Why Are Doula Fees So High?

A Doula’s Fees

Many people ask about the breakdown of professional labor support fees. I offer this information so that you’ll have a better idea of what your money is paying for.

 

HOURS

Most first labors last longer than 18 hours; some can last as long as 40 hours or more. The average time I spend with a woman for her labor and birth is about 14 hours.   I spend at least another 6 hours in prenatal meetings and the postpartum meeting.  Phone calls, individual research and responding to e-mails often add another hour or two per client.  Second and third births are very often shorter but require quick action on my part.   I charge a lower fee for second/third time births.

 

CLIENTS

When I make a commitment to be available to attend you in labor, I limit the number of clients I put on my calendar to avoid birth conflicts and to ensure that I am reasonably rested when you go into labor. I try to schedule only one or two clients per month which gives you the highest chances I’ll be free to be with you. When I put your due date on my calendar, I commit to being available two weeks beforehand and two weeks after that date. This means that when I schedule a vacation, I have to add another four weeks during which I cannot accept clients.

 

SELF-EMPLOYMENT FACTOR

The rule of thumb is that a self-employed professional’s income is only half of what they earn, after deductions for vacation and sick time, self-employment taxes, health insurance, and business expenses. Communication expenses are high for a doula – I have a cell phone so I’m always reachable, a web site, and a computer with a high-speed internet connection. I also have routine professional and office expenses and unusual transportation and supplies expenses.  There are supplies I bring with me to your birth and give you at appointments and interviews.  In addition, I also have to be able to compensate a back-up if the need arises.

 

TRAINING AND EXPERIENCE

It’s important to me to keep up with all of the most current information. In order to attend conferences and training opportunities, I often have to limit the number of clients I can accept around the time I will be unavailable, thereby reducing the number of clients I can work with each year.  In addition there is no “company benefit” that pays for these seminars and conferences.

 

INTANGIBLES

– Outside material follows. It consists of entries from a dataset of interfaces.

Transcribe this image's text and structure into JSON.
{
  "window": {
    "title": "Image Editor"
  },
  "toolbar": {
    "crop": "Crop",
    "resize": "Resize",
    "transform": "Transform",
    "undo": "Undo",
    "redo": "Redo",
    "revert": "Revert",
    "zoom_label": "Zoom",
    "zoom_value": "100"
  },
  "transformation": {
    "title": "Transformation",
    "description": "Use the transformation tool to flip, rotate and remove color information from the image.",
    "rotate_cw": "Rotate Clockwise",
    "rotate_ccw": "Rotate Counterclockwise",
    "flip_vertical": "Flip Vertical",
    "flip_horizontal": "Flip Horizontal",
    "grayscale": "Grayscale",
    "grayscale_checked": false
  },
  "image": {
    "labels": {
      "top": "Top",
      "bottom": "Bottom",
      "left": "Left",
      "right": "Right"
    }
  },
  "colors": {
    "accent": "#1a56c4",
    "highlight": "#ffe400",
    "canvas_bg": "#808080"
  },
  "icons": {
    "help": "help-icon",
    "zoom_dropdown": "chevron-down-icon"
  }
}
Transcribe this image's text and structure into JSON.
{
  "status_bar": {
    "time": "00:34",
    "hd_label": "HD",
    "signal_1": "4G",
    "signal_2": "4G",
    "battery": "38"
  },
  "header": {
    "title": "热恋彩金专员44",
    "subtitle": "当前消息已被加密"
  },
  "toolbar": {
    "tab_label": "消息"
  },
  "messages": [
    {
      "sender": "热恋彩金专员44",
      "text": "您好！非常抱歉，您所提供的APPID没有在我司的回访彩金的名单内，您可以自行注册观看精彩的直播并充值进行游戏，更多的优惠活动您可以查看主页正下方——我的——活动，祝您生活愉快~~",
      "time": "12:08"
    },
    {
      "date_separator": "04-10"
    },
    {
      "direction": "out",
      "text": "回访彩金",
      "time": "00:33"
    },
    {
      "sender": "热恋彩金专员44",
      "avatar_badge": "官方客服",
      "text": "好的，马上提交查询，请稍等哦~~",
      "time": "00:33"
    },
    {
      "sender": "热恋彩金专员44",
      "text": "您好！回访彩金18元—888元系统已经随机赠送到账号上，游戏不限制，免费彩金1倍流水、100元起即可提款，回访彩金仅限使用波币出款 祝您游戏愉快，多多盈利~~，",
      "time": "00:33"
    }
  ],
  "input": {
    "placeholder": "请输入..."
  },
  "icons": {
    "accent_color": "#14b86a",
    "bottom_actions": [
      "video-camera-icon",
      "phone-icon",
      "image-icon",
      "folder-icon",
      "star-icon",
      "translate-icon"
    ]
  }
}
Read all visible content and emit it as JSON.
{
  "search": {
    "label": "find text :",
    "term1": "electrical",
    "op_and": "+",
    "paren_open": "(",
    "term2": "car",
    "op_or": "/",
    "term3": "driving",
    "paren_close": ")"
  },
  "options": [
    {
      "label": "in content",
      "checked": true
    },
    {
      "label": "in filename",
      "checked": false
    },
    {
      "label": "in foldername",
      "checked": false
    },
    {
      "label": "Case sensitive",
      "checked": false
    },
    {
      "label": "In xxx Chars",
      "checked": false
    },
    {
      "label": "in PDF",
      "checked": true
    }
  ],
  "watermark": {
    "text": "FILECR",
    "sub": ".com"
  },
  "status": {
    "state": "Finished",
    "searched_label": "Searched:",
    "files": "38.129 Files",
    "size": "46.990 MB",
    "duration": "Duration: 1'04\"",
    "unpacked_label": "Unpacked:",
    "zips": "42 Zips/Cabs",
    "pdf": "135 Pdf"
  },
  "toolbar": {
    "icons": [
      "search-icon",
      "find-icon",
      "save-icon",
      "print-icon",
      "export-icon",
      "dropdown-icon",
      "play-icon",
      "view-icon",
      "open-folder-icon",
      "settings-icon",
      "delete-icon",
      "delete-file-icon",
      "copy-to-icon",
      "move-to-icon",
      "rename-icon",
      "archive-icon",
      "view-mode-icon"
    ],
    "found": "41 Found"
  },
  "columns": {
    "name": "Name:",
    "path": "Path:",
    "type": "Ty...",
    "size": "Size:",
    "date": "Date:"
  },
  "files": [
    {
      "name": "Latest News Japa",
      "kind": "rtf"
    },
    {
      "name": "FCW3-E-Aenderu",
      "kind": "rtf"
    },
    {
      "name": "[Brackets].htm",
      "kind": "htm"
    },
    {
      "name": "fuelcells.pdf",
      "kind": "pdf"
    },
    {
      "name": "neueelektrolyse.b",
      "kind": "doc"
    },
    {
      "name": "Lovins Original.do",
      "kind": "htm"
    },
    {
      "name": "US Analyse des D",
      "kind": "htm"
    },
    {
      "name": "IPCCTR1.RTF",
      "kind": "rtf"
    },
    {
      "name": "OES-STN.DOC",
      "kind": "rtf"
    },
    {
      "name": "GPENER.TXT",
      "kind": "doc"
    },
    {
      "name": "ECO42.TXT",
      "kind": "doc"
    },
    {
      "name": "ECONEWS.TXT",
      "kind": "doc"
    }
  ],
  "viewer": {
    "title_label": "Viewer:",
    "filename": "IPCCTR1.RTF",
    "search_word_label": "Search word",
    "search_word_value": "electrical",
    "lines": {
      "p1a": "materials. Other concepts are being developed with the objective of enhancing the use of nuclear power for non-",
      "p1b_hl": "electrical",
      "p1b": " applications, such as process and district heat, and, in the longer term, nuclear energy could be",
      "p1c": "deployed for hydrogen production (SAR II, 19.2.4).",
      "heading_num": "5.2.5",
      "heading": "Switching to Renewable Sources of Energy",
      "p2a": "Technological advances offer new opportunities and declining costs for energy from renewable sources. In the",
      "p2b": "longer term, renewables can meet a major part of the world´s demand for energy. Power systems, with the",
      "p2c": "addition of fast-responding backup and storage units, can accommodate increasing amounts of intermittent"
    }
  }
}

Being on-call all the time requires a very high level of personal sacrifice, including a willingness to be awakened any hour to go attend a labor for the next 9-18 (or more) hours.  Personal family events can be missed or interrupted for births. When I go to a movie with a friend, we have to take two cars, in case I have to leave suddenly for a birth. I can attend a party, but I’ll have to forgo that glass of wine and I have to bring a change of clothes with me wherever I go. In order to care for my children I have to arrange for another responsible adult to take over at a moment’s notice. I cannot take spontaneous weekend trips away from home, and even local appointments have to be planned around due dates so that I’m never far away or indisposed when a client calls in labor.

 

What you aren’t paying for is how much I care, which is priceless.